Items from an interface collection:
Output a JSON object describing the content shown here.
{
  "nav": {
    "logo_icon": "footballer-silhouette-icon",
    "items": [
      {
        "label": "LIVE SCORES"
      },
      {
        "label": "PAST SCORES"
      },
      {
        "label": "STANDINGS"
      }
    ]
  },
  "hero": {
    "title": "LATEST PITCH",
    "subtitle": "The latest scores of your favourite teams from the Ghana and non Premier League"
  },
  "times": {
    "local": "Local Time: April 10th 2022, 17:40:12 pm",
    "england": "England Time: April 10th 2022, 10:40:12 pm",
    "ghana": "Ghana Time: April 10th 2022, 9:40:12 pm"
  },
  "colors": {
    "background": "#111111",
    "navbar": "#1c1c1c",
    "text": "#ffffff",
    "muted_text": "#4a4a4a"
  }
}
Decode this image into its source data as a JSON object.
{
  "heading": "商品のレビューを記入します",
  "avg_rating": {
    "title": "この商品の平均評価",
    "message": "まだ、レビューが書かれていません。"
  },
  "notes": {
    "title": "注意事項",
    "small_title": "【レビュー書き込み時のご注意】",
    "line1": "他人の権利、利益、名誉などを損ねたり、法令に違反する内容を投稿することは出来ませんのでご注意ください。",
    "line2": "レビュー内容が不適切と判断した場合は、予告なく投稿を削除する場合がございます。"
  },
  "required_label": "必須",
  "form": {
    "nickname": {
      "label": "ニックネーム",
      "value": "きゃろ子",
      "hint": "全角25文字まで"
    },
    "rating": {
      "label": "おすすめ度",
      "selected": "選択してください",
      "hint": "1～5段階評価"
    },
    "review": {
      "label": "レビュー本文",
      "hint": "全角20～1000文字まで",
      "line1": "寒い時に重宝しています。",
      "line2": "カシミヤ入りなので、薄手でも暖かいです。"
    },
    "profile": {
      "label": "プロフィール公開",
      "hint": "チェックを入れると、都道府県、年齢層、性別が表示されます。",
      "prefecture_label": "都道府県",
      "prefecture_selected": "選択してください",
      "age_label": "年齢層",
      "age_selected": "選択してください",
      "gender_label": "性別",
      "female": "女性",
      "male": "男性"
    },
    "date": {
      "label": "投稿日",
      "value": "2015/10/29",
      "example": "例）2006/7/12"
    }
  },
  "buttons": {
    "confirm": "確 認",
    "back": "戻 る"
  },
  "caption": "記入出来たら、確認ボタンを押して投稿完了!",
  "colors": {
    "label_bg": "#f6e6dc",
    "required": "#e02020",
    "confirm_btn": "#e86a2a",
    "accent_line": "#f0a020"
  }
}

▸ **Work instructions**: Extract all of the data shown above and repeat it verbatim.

▸ **Answer section**:
Output a JSON object describing the content shown here.
{
  "nav": {
    "logo_icon": "footballer-silhouette-icon",
    "items": [
      {
        "label": "LIVE SCORES"
      },
      {
        "label": "PAST SCORES"
      },
      {
        "label": "STANDINGS"
      }
    ]
  },
  "hero": {
    "title": "LATEST PITCH",
    "subtitle": "The latest scores of your favourite teams from the Ghana and non Premier League"
  },
  "times": {
    "local": "Local Time: April 10th 2022, 17:40:12 pm",
    "england": "England Time: April 10th 2022, 10:40:12 pm",
    "ghana": "Ghana Time: April 10th 2022, 9:40:12 pm"
  },
  "colors": {
    "background": "#111111",
    "navbar": "#1c1c1c",
    "text": "#ffffff",
    "muted_text": "#4a4a4a"
  }
}
Decode this image into its source data as a JSON object.
{
  "heading": "商品のレビューを記入します",
  "avg_rating": {
    "title": "この商品の平均評価",
    "message": "まだ、レビューが書かれていません。"
  },
  "notes": {
    "title": "注意事項",
    "small_title": "【レビュー書き込み時のご注意】",
    "line1": "他人の権利、利益、名誉などを損ねたり、法令に違反する内容を投稿することは出来ませんのでご注意ください。",
    "line2": "レビュー内容が不適切と判断した場合は、予告なく投稿を削除する場合がございます。"
  },
  "required_label": "必須",
  "form": {
    "nickname": {
      "label": "ニックネーム",
      "value": "きゃろ子",
      "hint": "全角25文字まで"
    },
    "rating": {
      "label": "おすすめ度",
      "selected": "選択してください",
      "hint": "1～5段階評価"
    },
    "review": {
      "label": "レビュー本文",
      "hint": "全角20～1000文字まで",
      "line1": "寒い時に重宝しています。",
      "line2": "カシミヤ入りなので、薄手でも暖かいです。"
    },
    "profile": {
      "label": "プロフィール公開",
      "hint": "チェックを入れると、都道府県、年齢層、性別が表示されます。",
      "prefecture_label": "都道府県",
      "prefecture_selected": "選択してください",
      "age_label": "年齢層",
      "age_selected": "選択してください",
      "gender_label": "性別",
      "female": "女性",
      "male": "男性"
    },
    "date": {
      "label": "投稿日",
      "value": "2015/10/29",
      "example": "例）2006/7/12"
    }
  },
  "buttons": {
    "confirm": "確 認",
    "back": "戻 る"
  },
  "caption": "記入出来たら、確認ボタンを押して投稿完了!",
  "colors": {
    "label_bg": "#f6e6dc",
    "required": "#e02020",
    "confirm_btn": "#e86a2a",
    "accent_line": "#f0a020"
  }
}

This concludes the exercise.